-- Problem details --
In the material below, how many lines include the word "artificiales"? Write only the number.
==== Record set ====
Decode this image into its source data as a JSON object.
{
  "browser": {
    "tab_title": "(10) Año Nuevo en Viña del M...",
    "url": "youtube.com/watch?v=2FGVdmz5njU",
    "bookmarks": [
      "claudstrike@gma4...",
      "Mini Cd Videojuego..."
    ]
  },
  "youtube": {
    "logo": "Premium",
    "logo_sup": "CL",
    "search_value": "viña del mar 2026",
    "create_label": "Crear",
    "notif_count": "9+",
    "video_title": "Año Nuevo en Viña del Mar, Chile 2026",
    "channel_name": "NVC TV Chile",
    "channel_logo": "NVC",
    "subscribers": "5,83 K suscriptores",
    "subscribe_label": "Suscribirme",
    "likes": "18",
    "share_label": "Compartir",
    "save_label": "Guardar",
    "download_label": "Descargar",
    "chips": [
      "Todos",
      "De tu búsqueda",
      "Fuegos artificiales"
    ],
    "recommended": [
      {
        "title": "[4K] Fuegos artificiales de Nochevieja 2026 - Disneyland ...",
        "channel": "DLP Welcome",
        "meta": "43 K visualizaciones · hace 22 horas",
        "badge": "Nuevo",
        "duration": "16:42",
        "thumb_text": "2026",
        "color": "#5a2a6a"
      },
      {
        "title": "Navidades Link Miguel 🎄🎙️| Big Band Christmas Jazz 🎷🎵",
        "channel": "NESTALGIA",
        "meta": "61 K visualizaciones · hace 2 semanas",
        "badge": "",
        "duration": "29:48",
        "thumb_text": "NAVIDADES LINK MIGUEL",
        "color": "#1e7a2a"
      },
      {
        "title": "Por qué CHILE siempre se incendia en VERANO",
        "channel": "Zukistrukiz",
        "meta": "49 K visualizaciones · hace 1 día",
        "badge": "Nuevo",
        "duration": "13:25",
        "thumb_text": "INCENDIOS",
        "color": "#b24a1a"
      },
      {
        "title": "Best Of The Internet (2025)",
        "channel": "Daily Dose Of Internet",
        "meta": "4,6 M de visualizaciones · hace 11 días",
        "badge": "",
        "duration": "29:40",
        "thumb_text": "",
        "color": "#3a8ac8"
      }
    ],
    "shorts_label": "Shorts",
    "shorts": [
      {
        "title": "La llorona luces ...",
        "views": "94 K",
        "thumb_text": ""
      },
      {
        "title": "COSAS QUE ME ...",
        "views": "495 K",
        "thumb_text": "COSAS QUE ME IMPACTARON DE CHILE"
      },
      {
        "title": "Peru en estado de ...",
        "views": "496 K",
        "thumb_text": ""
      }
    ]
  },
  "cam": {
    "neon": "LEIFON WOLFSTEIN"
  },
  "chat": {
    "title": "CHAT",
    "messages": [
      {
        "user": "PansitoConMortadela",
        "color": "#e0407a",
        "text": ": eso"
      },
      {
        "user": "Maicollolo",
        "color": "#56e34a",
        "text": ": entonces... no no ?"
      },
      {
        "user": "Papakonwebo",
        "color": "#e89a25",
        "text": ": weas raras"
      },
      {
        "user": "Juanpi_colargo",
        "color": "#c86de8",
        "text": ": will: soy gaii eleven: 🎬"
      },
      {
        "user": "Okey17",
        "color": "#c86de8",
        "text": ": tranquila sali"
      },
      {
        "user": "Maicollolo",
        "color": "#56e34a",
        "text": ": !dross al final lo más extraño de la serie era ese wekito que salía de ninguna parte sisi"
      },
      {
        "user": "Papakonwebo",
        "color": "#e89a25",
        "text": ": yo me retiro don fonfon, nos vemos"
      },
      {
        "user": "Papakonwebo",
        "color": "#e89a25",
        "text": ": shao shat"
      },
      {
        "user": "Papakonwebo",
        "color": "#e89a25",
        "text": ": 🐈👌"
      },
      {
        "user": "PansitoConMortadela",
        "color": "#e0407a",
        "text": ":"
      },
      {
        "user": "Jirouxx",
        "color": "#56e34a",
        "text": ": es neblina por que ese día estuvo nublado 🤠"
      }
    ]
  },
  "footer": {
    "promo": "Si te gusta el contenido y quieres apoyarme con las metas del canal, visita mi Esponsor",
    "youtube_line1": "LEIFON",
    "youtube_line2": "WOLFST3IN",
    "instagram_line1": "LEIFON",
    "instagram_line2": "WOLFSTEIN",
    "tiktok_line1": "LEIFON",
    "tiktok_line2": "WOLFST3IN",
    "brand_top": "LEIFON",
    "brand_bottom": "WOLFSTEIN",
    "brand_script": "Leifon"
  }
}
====
-- Output for this task --
2